BRIEF:
Search the entries below for the string "detergente" and copy the lines that hold it.

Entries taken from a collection
┌────────

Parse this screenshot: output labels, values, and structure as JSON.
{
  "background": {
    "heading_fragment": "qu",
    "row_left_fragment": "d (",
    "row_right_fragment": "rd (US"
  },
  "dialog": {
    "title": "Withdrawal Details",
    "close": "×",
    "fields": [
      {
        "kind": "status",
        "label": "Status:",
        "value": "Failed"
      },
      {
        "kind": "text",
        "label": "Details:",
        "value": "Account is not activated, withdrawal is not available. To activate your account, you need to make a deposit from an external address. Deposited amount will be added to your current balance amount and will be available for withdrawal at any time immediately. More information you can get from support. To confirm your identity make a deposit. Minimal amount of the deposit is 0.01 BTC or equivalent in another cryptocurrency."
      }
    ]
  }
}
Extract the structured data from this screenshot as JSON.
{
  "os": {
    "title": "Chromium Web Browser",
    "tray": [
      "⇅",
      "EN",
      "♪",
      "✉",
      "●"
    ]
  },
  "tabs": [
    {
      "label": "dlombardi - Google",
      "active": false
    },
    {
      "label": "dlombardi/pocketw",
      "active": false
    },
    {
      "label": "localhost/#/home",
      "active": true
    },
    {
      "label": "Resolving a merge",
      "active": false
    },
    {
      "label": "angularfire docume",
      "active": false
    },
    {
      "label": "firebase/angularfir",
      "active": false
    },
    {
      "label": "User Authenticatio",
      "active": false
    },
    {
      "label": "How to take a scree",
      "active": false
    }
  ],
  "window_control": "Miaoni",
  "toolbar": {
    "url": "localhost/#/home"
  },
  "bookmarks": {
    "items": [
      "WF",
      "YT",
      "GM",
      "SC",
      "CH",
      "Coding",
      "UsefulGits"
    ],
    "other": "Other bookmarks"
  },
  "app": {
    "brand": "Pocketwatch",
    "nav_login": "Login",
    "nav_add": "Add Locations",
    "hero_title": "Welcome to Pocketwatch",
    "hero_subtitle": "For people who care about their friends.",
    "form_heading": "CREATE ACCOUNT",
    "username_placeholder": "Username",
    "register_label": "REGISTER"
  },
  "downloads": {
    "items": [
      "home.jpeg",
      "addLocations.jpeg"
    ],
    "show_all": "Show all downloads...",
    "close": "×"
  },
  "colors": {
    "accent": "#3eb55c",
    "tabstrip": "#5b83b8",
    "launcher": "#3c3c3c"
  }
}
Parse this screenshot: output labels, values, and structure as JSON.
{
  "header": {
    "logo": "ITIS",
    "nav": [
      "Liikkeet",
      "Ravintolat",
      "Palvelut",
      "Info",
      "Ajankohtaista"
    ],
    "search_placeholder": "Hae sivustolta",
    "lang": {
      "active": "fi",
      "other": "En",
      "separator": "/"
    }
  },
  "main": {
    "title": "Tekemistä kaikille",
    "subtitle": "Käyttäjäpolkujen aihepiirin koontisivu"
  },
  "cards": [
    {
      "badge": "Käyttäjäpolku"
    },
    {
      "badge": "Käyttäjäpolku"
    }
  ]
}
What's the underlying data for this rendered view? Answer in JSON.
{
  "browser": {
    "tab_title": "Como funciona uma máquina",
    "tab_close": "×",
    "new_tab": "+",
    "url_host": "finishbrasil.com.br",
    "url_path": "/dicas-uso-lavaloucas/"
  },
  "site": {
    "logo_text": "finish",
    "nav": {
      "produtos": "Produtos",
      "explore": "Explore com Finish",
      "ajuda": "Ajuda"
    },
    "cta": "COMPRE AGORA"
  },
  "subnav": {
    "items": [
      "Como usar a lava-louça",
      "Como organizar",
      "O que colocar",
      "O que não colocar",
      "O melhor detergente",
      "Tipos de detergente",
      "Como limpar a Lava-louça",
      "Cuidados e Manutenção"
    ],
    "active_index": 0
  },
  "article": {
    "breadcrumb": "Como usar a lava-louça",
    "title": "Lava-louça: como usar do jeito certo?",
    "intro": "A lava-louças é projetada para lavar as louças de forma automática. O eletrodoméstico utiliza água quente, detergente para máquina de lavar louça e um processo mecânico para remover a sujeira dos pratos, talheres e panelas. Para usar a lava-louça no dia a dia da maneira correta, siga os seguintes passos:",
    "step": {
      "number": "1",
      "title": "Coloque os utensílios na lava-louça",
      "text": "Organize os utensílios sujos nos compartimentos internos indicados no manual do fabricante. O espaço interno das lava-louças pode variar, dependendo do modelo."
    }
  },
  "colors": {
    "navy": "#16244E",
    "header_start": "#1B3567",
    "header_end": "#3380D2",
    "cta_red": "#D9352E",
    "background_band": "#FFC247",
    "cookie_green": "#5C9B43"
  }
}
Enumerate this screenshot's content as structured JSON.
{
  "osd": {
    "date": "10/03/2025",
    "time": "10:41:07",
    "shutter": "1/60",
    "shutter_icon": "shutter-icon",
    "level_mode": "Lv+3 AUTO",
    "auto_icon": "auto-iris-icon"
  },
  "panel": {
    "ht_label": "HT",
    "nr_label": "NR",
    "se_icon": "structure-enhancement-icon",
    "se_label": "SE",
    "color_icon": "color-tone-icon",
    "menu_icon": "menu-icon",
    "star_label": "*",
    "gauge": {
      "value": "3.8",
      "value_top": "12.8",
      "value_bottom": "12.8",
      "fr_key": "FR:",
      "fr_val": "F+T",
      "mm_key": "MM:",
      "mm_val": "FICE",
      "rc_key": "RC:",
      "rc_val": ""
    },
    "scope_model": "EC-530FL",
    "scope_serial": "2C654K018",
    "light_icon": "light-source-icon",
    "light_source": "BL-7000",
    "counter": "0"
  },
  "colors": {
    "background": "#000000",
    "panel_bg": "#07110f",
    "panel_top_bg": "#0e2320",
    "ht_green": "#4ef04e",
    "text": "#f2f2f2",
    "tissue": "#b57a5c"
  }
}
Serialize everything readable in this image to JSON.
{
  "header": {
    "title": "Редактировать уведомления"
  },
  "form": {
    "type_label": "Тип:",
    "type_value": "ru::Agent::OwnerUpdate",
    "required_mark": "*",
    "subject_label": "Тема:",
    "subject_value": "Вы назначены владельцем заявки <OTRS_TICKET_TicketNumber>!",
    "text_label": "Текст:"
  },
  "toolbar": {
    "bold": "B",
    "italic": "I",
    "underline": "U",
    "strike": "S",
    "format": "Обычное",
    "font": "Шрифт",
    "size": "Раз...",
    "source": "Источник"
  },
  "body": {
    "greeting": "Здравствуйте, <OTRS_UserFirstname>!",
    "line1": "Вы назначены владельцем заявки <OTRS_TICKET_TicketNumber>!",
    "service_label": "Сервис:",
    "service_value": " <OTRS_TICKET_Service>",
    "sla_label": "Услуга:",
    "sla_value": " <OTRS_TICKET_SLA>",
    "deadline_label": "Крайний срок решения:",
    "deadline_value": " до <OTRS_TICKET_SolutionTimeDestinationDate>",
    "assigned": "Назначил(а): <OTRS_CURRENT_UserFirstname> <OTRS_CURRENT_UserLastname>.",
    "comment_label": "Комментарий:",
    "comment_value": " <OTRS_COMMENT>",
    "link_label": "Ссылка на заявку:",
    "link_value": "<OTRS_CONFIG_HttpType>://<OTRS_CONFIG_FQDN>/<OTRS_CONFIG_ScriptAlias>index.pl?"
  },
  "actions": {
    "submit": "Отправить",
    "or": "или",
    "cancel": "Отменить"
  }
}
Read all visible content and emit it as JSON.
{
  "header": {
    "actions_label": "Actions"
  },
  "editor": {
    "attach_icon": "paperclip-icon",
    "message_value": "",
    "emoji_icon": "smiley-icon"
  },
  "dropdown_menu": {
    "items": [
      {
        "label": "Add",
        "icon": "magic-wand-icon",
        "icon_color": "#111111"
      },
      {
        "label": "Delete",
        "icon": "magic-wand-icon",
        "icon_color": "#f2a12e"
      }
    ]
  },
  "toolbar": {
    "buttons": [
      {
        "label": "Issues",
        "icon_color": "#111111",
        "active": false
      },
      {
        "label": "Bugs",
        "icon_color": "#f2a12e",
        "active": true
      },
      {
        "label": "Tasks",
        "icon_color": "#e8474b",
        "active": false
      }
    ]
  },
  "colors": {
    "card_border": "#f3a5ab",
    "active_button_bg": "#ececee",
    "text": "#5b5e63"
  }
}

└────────

FINISHED EXERCISE:
      "O melhor detergente",
      "Tipos de detergente",
    "intro": "A lava-louças é projetada para lavar as louças de forma automática. O eletrodoméstico utiliza água quente, detergente para máquina de lavar louça e um processo mecânico para remover a sujeira dos pratos, talheres e panelas. Para usar a lava-louça no dia a dia da maneira correta, siga os seguintes passos:",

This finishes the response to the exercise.